Deacon Miloscia stood before him, answering the five questions clearly and readily. He declared his willingness to undertake the responsibilities of the ministerial priesthood, then placed his hands between Bishop Johnston’s hands and promised respect and obedience to him and to his successors.
Deacon Miloscia was escorted to the front of the altar, where he prostrated himself. The congregation joined the choir in the Litany of Supplication, praying for God’s grace and mercy for the young man.
Through the laying on of his hands and the Prayer of Ordination, Bishop Johnston conferred the Gift of the Holy Spirit for priestly office upon Sam Miloscia. The ancient gesture was repeated by the 43 priests present at the ordination.
As the newly ordained Father Miloscia faced the congregation, his brother Father David Miloscia, ordained for the Archdiocese of St. Louis last May, approached him, with the stole and chasuble to vest him.
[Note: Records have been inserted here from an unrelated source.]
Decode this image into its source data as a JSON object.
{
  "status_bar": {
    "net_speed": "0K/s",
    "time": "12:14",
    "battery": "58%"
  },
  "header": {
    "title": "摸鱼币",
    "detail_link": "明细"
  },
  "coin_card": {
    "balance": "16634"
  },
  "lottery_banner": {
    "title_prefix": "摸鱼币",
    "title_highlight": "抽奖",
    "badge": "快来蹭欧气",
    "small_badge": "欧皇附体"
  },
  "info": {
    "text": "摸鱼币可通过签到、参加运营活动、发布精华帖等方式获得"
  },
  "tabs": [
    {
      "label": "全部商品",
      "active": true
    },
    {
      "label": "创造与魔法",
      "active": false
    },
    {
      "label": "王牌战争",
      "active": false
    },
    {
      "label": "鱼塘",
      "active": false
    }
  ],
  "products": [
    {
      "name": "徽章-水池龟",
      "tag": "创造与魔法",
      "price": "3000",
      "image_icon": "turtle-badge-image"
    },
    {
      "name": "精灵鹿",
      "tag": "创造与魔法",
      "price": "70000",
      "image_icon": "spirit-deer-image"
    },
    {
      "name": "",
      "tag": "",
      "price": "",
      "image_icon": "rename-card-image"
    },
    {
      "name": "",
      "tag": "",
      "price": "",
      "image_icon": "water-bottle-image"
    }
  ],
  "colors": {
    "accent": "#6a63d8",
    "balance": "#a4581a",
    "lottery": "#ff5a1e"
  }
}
Father David later commented that “vesting his brother was surreal, one of the top five experiences of his life, after his own ordination.” He also recalled that when he was “on the fence,” struggling to decide if he wanted to be a priest, Sam helped David make up his mind, and for that he is grateful.
The hands of the newly ordained priest were anointed with Sacred Chrism, consecrated for priestly ministry and presiding at the celebration of the Eucharist.
The rite continued with the offering of the bread and wine, which were presented to Father Miloscia by the bishop, with exhortations to model his life on the mystery of the cross and to imitate the mystery he celebrates.
The Fraternal Kiss of Peace by the bishop and the other priests welcome Father Miloscia into the shared ministry of the priesthood and co-workers with the bishop.
The Mass continued, with Father Miloscia concelebrating with the bishop, his brother Father David and Father Rocha through the Consecration and the distribution of the Eucharist. Following Communion, Bishop Johnston blessed Father Miloscia, who then imparted his first blessing to the bishop, and then to his parents and family.
The congregation then joined the bishop in the concluding prayer for Father Miloscia and for all present. The music soared from the choir loft, danced around the Cathedral gathering all the prayers and sending them toward heaven as the procession of priests and seminarians left the Cathedral.
Father Samuel Miloscia has been assigned to assist Msgr. Brad Offutt in his new assignment at Visitation Parish in Kansas City, effective July 1.